  3. Look for Keyword Tagging. Affiliates often embed either the keyword or the category of the keyword (e.g. ad group) into a tracking parameter in the URL string to track the source of the traffic. Keyword tracking parameters can either be dynamic (inserted by the search engine using a variable) or fixed (inserted by the affiliate at the time of ad creation). For example, Google uses the tag {keyword} to show the sponsored keyword (not the search query) that triggered the ad.
  4. Look for Bold Text in the Ad. Ad text appears bolded when that exact text is included in both the search phrase and the ad. Therefore, look for the non-brand part of the search term. If there is ad text that matches the non-brand portion of the search phrase and it is not in bold, then the affiliate’s ad matches your brand keyword.
  5. Look For Your Brand in Ad Copy. If your brand is included in the ad copy, the affiliate likely intended their ad to appear for searches of your brand name.
  6. Monitor the Phrase Without Your Brand. Remove your brand from the phrase and see if the affiliate shows up with the identical ad copy on the non-branded version. You can be sure the brand was the intended target if the answer is no. If the answer is yes, then you will need to do more to determine if the affiliate is bidding on your brand and related generic terms.
Determining the likelihood of the affiliate’s intention to brand bid is essential in effectively managing your brand.

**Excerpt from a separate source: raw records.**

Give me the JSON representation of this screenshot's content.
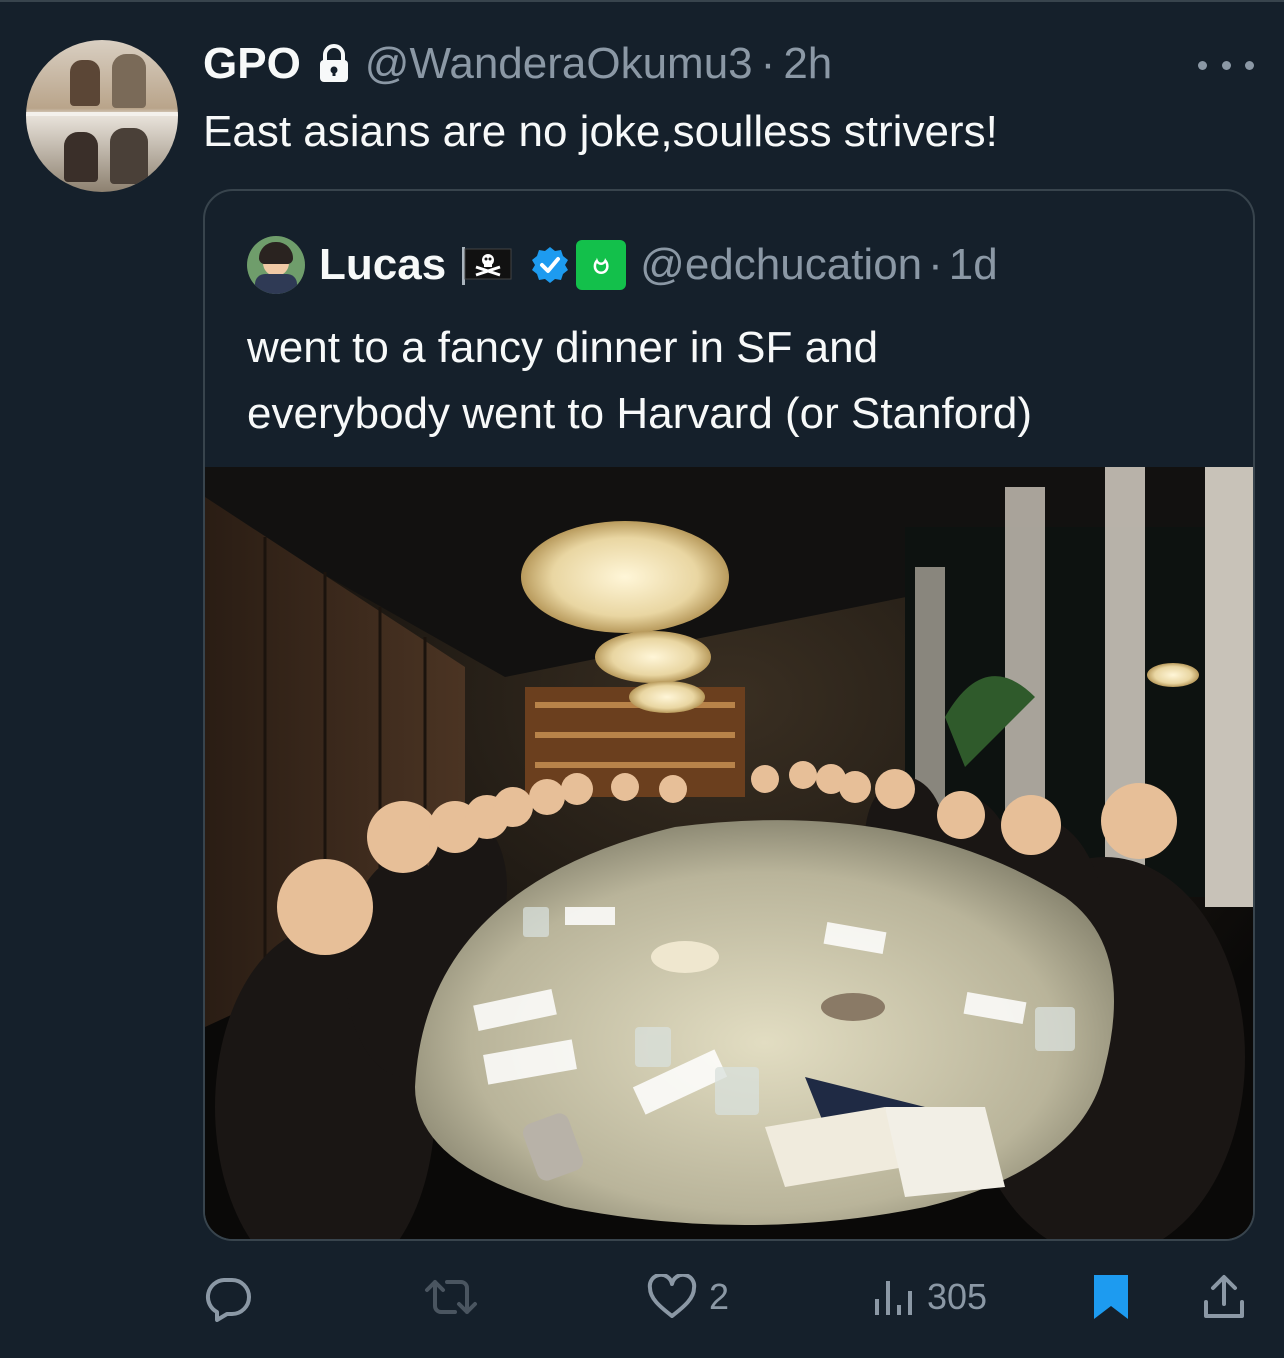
{
  "tweet": {
    "author_name": "GPO",
    "handle": "@WanderaOkumu3",
    "separator": "·",
    "time": "2h",
    "text": "East asians are no joke,soulless strivers!",
    "avatar_icon": "user-avatar-photo",
    "lock_icon": "lock-icon",
    "more_icon": "more-horizontal-icon"
  },
  "quoted": {
    "author_name": "Lucas",
    "handle": "@edchucation",
    "separator": "·",
    "time": "1d",
    "text_line1": "went to a fancy dinner in SF and",
    "text_line2": "everybody went to Harvard (or Stanford)",
    "flag_icon": "pirate-flag-icon",
    "verified_icon": "verified-badge-icon",
    "affiliate_badge_text": "ဗ",
    "affiliate_badge_color": "#13c04b",
    "verified_color": "#1d9bf0"
  },
  "actions": {
    "reply_icon": "reply-icon",
    "retweet_icon": "retweet-icon",
    "like_icon": "heart-icon",
    "like_count": "2",
    "views_icon": "views-icon",
    "views_count": "305",
    "bookmark_icon": "bookmark-icon",
    "bookmark_color": "#1d9bf0",
    "share_icon": "share-icon"
  },
  "colors": {
    "background": "#15202b",
    "primary_text": "#f7f9f9",
    "secondary_text": "#8b98a5",
    "border": "#38444d"
  }
}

Broad match, phrase match, and auto-applied keywords can muddy this process. But by following the steps above, you can determine with a reasonable degree of confidence whether an affiliate is acting in bad faith or if they are, at worst, inadvertently and unintentionally bidding on your branded terms.